* **ABOUT THIS TASK**
Using the records provided below, locate and copy each line that contains the word "icon".

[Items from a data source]
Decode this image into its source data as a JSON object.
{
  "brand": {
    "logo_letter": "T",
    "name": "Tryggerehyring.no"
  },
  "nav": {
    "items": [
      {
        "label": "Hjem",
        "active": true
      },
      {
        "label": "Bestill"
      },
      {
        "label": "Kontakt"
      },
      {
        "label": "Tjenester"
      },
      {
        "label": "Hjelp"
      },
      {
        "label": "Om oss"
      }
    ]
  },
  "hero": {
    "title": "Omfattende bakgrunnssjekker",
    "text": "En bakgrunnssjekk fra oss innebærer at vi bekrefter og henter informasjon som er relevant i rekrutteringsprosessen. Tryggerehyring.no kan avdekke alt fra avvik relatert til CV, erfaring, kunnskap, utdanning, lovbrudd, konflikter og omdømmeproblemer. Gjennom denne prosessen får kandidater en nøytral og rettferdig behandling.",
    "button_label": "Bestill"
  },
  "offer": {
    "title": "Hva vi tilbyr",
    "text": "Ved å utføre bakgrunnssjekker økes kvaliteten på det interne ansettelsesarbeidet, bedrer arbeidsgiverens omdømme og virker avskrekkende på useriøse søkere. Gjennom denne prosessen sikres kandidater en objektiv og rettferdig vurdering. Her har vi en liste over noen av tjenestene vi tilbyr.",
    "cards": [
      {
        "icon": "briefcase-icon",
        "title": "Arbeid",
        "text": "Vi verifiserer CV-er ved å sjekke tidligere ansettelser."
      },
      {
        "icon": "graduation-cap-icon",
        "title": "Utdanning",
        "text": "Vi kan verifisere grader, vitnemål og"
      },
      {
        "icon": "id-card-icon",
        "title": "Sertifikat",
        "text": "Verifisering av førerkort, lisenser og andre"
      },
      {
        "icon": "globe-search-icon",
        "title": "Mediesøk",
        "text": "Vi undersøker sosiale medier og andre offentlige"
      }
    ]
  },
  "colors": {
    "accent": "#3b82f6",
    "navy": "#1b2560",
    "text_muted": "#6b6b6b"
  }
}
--
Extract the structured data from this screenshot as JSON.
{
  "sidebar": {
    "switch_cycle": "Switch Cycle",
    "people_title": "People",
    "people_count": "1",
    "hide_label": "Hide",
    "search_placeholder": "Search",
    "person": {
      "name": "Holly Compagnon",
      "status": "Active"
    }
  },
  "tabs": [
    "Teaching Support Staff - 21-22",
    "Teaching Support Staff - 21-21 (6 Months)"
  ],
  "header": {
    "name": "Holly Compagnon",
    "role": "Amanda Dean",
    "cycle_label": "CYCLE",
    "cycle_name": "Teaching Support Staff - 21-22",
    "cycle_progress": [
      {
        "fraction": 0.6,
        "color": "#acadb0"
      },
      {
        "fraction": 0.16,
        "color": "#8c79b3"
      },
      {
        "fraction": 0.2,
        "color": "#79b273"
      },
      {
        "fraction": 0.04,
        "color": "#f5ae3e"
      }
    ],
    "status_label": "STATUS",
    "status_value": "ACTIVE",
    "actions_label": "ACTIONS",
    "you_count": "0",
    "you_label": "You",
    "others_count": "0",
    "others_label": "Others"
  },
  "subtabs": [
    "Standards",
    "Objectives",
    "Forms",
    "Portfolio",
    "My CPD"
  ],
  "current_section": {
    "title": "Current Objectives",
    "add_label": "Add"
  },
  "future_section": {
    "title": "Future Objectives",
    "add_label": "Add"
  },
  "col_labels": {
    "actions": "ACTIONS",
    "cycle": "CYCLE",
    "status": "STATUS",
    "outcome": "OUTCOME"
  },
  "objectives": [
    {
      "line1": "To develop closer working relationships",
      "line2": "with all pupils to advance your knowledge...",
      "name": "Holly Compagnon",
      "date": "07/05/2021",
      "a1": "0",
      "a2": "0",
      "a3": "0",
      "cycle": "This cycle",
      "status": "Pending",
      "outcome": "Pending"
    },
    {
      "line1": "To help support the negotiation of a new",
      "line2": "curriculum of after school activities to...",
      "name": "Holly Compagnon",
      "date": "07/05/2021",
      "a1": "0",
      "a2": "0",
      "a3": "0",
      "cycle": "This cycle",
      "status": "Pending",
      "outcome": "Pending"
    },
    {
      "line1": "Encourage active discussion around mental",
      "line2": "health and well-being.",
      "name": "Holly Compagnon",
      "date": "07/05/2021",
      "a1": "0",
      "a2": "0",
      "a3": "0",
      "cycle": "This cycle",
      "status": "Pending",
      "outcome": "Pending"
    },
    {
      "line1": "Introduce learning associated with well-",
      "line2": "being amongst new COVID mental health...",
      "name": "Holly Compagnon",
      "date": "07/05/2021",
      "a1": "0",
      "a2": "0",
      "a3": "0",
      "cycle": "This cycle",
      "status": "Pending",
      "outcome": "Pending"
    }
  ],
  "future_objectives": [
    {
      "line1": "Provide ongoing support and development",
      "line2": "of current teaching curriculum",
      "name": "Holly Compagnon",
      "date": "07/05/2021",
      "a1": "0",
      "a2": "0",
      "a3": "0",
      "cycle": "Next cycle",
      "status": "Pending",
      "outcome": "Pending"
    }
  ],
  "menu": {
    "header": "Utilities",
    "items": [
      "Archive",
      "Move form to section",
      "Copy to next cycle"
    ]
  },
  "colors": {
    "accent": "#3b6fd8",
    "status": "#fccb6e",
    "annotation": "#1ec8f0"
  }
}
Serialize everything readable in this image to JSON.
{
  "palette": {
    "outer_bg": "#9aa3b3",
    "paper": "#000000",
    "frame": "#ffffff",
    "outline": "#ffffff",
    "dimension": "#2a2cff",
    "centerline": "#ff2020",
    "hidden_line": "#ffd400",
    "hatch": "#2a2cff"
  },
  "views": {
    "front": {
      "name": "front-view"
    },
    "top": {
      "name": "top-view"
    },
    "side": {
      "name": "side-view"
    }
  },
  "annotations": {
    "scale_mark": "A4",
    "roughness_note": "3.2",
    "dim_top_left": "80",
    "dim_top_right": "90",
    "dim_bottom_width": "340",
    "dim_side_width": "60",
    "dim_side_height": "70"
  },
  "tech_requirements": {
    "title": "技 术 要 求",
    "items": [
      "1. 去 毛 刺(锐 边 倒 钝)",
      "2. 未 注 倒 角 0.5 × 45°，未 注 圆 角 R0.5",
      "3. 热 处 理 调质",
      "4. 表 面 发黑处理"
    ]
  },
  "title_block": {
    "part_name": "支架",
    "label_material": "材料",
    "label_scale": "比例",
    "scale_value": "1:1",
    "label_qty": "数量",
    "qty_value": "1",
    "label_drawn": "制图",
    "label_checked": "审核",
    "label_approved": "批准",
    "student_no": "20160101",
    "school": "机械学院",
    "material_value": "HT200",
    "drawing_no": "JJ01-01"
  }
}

* **REPLY TO THE EXERCISE**
        "icon": "briefcase-icon",
        "icon": "graduation-cap-icon",
        "icon": "id-card-icon",
        "icon": "globe-search-icon",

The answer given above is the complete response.